**Data supplied:**
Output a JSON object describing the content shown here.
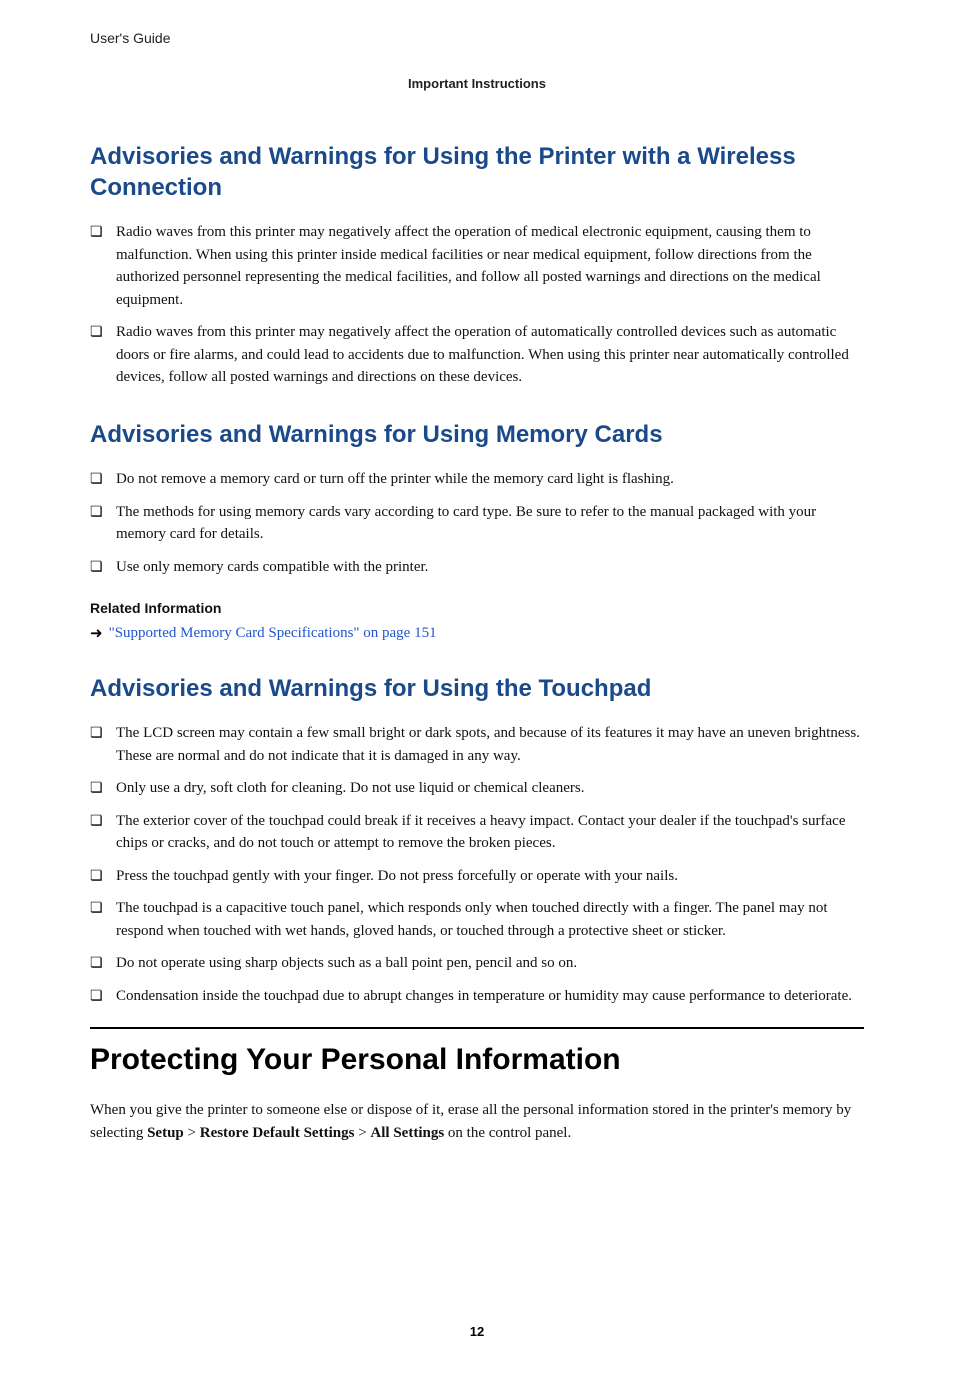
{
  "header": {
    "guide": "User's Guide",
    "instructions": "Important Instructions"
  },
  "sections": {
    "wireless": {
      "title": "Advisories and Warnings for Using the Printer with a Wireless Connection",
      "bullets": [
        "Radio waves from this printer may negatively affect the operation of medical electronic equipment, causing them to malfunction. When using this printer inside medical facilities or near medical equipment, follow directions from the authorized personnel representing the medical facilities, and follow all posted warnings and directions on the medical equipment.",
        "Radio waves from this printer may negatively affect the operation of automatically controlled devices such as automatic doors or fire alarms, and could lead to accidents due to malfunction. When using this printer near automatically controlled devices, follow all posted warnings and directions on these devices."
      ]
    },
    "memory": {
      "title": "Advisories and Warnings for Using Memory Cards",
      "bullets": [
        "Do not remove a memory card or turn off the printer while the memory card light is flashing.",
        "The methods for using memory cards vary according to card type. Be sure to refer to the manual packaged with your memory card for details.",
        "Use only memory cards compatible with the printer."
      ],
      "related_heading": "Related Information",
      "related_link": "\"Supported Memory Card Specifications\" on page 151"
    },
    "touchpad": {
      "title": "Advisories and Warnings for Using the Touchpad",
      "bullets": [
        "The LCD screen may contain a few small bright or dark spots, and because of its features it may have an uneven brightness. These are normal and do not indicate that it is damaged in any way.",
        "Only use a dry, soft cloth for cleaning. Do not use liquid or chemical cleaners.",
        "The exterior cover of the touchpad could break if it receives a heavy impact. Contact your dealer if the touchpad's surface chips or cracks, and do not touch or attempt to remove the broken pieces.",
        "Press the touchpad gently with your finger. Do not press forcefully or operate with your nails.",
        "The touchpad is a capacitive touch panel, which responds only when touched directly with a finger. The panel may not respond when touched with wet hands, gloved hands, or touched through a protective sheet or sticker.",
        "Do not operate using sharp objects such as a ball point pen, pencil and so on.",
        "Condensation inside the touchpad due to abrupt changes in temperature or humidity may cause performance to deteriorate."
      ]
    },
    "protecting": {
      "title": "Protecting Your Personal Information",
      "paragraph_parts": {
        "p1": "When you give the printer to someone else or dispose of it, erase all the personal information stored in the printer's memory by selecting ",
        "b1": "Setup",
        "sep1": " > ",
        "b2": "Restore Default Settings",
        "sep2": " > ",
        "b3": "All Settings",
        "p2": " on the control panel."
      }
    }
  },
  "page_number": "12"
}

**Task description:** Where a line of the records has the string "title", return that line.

**Result below:**
      "title": "Advisories and Warnings for Using the Printer with a Wireless Connection",
      "title": "Advisories and Warnings for Using Memory Cards",
      "title": "Advisories and Warnings for Using the Touchpad",
      "title": "Protecting Your Personal Information",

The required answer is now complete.